Plant type Summer-flowering bulb

Position Full sun

Soil Free-draining

How to grow alliums: month by month



Best allium varieties

Which members can log in now to see the full results and which are our Best Buy varieties. If you're not a member, join Which? to get instant access.

Best Buy alliums
What it looks likeVariety nameHeight x spread
60 x 20cm
This variety offers something a little different from the statuesque purple globes so often seen in show gardens. It's an elegant variety, with soft mauve, almost bell-like flowers and whippy green foliage. The flowers in our trial opened in May and were immediately popular with honey bees and other smaller bees. The foliage was a little floppy, but provided a soft-green foil to set off the delicate blooms. Peak flowering: May-June
What it looks likeVariety nameHeight x spread
80 x 40cm
Forming perfect globes of dense, mid-purple florets, this variety well deserves its Best Buy along with its RHS AGM. The flowers in our trial started to open in mid-April, and by May the round heads, held on strong, upright stems, were busy with bees. It kept flowering for seven weeks before leaving star-like seedheads that stood for another month before the wind knocked them down. The foliage, never that attractive for alliums, died down neatly at the base of the stems. Peak flowering: April-May
What it looks likeVariety nameHeight x spread
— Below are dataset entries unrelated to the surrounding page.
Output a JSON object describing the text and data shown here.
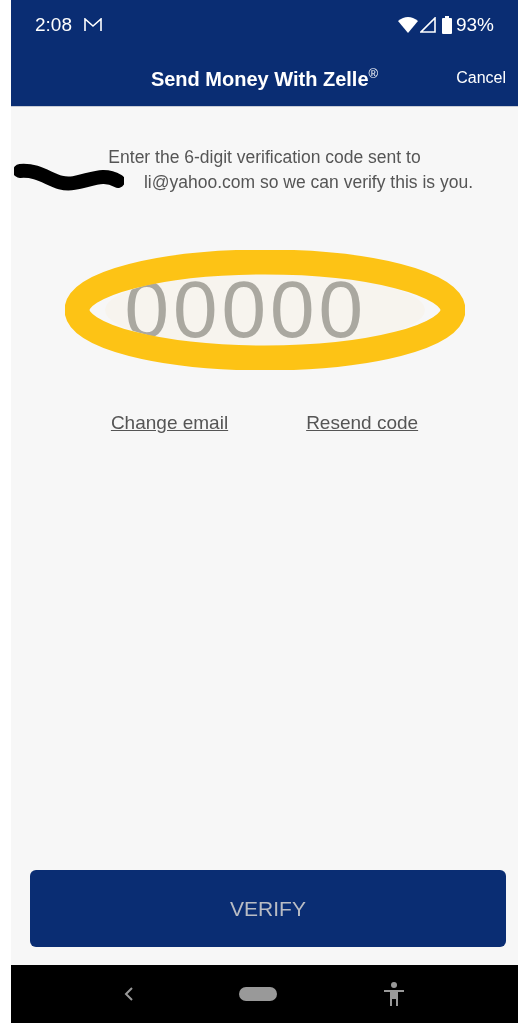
{
  "status_bar": {
    "time": "2:08",
    "battery": "93%"
  },
  "app_bar": {
    "title": "Send Money With Zelle$^{®}$",
    "action": "Cancel"
  },
  "message": {
    "line_1": "Enter the 6-digit verification code sent to",
    "line_2": "li@yahoo.com so we can verify this is you."
  },
  "code_field": {
    "placeholder": "00000"
  },
  "links": [
    "Change email",
    "Resend code"
  ],
  "verify_button": {
    "label": "VERIFY",
    "disabled": true
  }
}
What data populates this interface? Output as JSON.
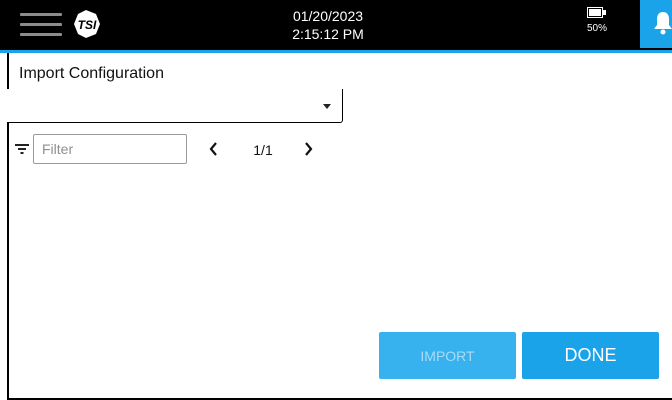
{
  "header": {
    "date": "01/20/2023",
    "time": "2:15:12 PM",
    "battery_percent": "50%",
    "battery_level": 0.5
  },
  "icons": {
    "menu": "hamburger-menu-icon",
    "logo": "tsi-logo",
    "battery": "battery-icon",
    "notifications": "bell-icon",
    "filter": "filter-icon",
    "prev": "chevron-left-icon",
    "next": "chevron-right-icon",
    "dropdown": "caret-down-icon"
  },
  "colors": {
    "accent": "#1aa3e8",
    "disabled_button": "#37b2ee",
    "header_bg": "#000000"
  },
  "page": {
    "title": "Import Configuration",
    "configuration_select": {
      "selected": ""
    },
    "filter": {
      "placeholder": "Filter",
      "value": ""
    },
    "pager": {
      "indicator": "1/1"
    },
    "buttons": {
      "import": "IMPORT",
      "done": "DONE"
    }
  }
}
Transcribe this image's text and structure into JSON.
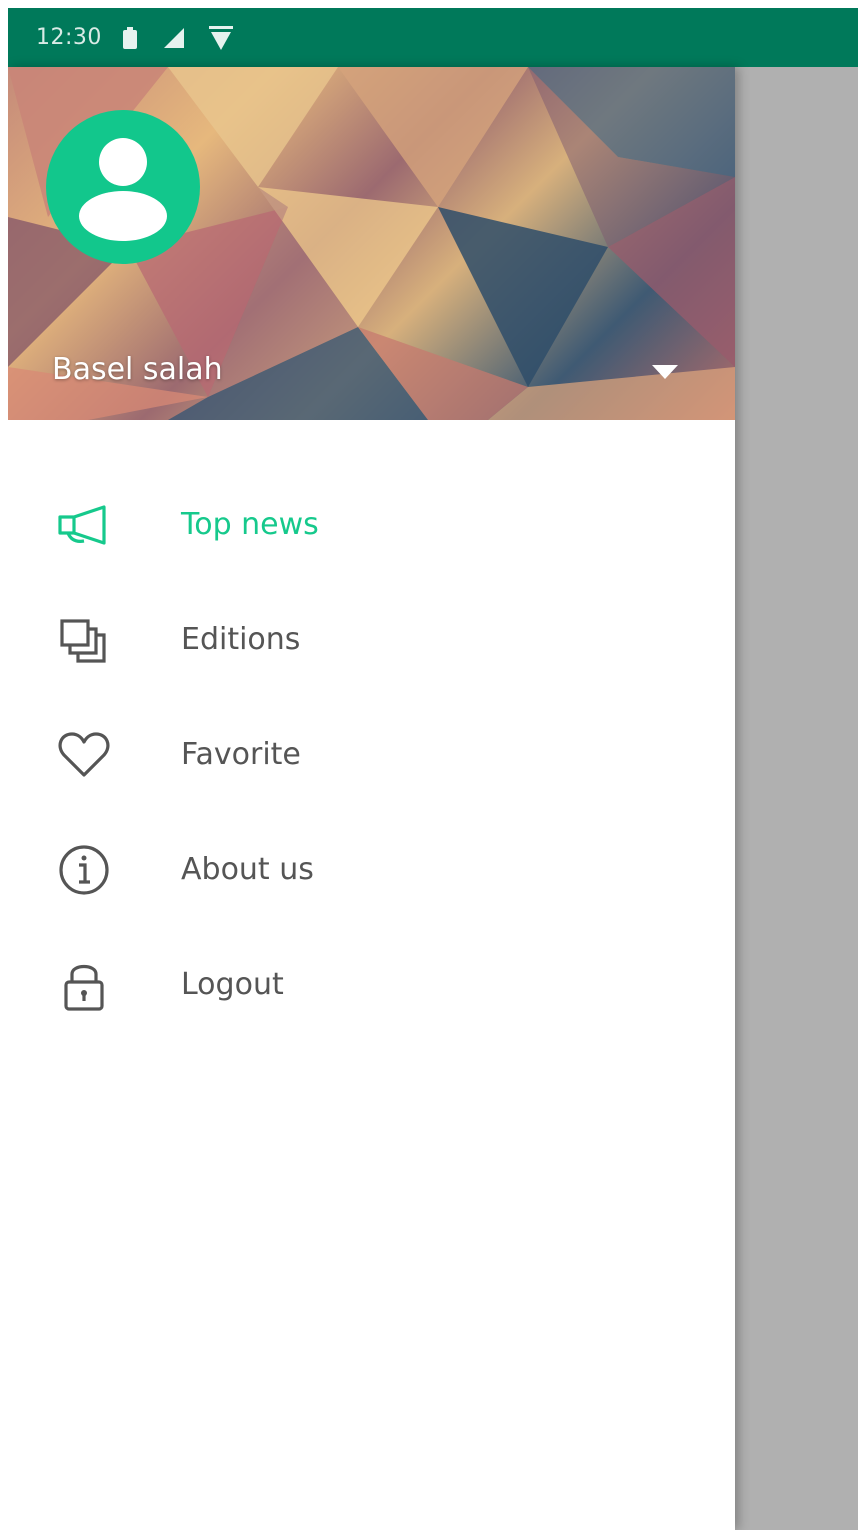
{
  "status_bar": {
    "time": "12:30",
    "icons": [
      "battery-icon",
      "signal-icon",
      "wifi-icon"
    ]
  },
  "drawer": {
    "header": {
      "user_name": "Basel salah",
      "avatar_icon": "user-avatar-icon",
      "toggle_icon": "dropdown-arrow-icon"
    },
    "menu": [
      {
        "label": "Top  news",
        "icon": "megaphone-icon",
        "active": true
      },
      {
        "label": "Editions",
        "icon": "editions-icon",
        "active": false
      },
      {
        "label": "Favorite",
        "icon": "heart-icon",
        "active": false
      },
      {
        "label": "About us",
        "icon": "info-icon",
        "active": false
      },
      {
        "label": "Logout",
        "icon": "lock-icon",
        "active": false
      }
    ]
  },
  "colors": {
    "status_bar": "#00795a",
    "accent": "#16c98c",
    "avatar": "#12c78c",
    "text": "#555555",
    "scrim": "#b0b0b0"
  }
}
How we test alliums

We tested the alliums over a two-year period. In autumn, we bought 28 varieties, including some previous Best Buys, holders of the RHS Award of Garden Merit (AGM), some garden favourites and some more unusual varieties. The bulbs were planted in the ground at the Which? Gardening magazine trial gardens at Capel Manor, north London. In spring, we recorded how many bulbs produced flowers, how long the flowers lasted, how impressive they looked, which pollinators were attracted to them and how well they stood up to the weather. We also looked at the foliage to see if it died back neatly or ended in a tangled mess at the base of the plant. We repeated this assessment in the second year, looking at health, flowering and overall attractiveness.

Caring for your plants


Plant bulbs at three times their own depth in the soil in autumn, spacing them about 20cm apart (or 10cm apart in the case of smaller bulbs, such as ‘Eros’). 

Some alliums have rhizomes (underground stems) instead of bulbs; these look more like spring onions than dry bulbs on arrival. Plant these in autumn just below the soil surface and 10cm apart.

Alliums aren’t too fussy, but a sheltered spot with well-drained soil in full sun is ideal. You can also grow them in pots filled with a Best Buy compost for containers as long as you plant them at the necessary depth.

Cutting back

To keep alliums tidy, gather up the dead leaves in early summer and remove any stems that become detached at their bases in late summer. 

Supporting stems

Although most of the stems stood up reasonably well in our trial, in a very exposed site you might need to provide support for them.

Common growing problems

Alliums are generally trouble-free in borders, but watch out for the orange spots of rust, and cut back diseased foliage. Pests to keep an eye out for include slugs, snails and allium leaf miner. Alliums are hardy in the UK and can be left in the ground all year.